There is also a profound moral question at stake. What is the value of human life if we delegate the responsibility for deciding who lives and who dies to machines? What kind of world do we want to live in and leave for our children? A world in which AI programs and robots have the means and authority to use violent force and kill people? If we have the opportunity to create a world in which autonomous weapons are banned, and those who might use them are stigmatized and held accountable, do we not have a moral obligation to work toward such a world?

We can prevent the development of autonomous weapons before they lead to arms races and threaten global security and before they become weapons of mass destruction. But our window of opportunity for doing so is rapidly closing.

For the past two years, the Campaign to Stop Killer Robots has been urging the United Nations to ban autonomous weapons. The U.N.’s Convention on Certain Conventional Weapons (CCW) has already held two expert meetings on the issue, and our coalition of 54 nongovernmental organizations* from 25 countries is encouraging the CCW to advance these discussions toward a treaty negotiation. We very much welcome the support from this letter but we must continue to encourage the states represented at the CCW to move forward on this issue.

The essential nature of an arms race involves states acting to improve their own short-term interests at the expense of their own and global long-term benefits. As the letter from Einstein and Russell makes clear:

“We have to learn to think in a new way.
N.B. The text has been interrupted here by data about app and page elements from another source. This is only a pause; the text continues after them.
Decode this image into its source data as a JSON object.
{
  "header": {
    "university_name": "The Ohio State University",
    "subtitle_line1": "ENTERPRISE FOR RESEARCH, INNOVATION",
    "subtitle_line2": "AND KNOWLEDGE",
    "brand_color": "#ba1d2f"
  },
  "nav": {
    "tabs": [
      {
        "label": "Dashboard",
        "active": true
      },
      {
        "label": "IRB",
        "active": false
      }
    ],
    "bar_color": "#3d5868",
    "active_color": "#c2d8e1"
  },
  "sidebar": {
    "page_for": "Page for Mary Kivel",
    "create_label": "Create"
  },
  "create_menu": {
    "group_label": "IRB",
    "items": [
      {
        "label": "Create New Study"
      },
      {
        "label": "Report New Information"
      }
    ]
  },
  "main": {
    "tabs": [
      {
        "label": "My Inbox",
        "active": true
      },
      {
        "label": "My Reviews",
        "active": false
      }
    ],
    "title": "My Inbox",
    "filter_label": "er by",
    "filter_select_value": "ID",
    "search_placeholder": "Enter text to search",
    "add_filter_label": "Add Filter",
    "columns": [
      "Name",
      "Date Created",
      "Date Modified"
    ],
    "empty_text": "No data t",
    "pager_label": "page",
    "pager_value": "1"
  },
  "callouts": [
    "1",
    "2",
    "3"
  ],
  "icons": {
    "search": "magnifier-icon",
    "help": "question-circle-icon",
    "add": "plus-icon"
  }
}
We have to learn to ask ourselves not what steps can be taken to give military victory to whatever group we prefer, for there no longer are such steps; the question we have to ask ourselves is: What steps can be taken to prevent a military contest of which the issue must be disastrous to all parties?”

We must continue to demand that of our leaders and policy makers work together with other nations to preempt the threats posed by autonomous weapons by banning their development and use, before we witness the mass destruction they threaten to bring.

The steering committee of the Campaign includes the Pugwash Conferences on Science and World Affairs, an organization that was created in direct response to the letter from Einstein, Russell et al., and AAR, a Japanese NGO which issued a statement on this week’s anniversary of the Hiroshima and Nagasaki bombings.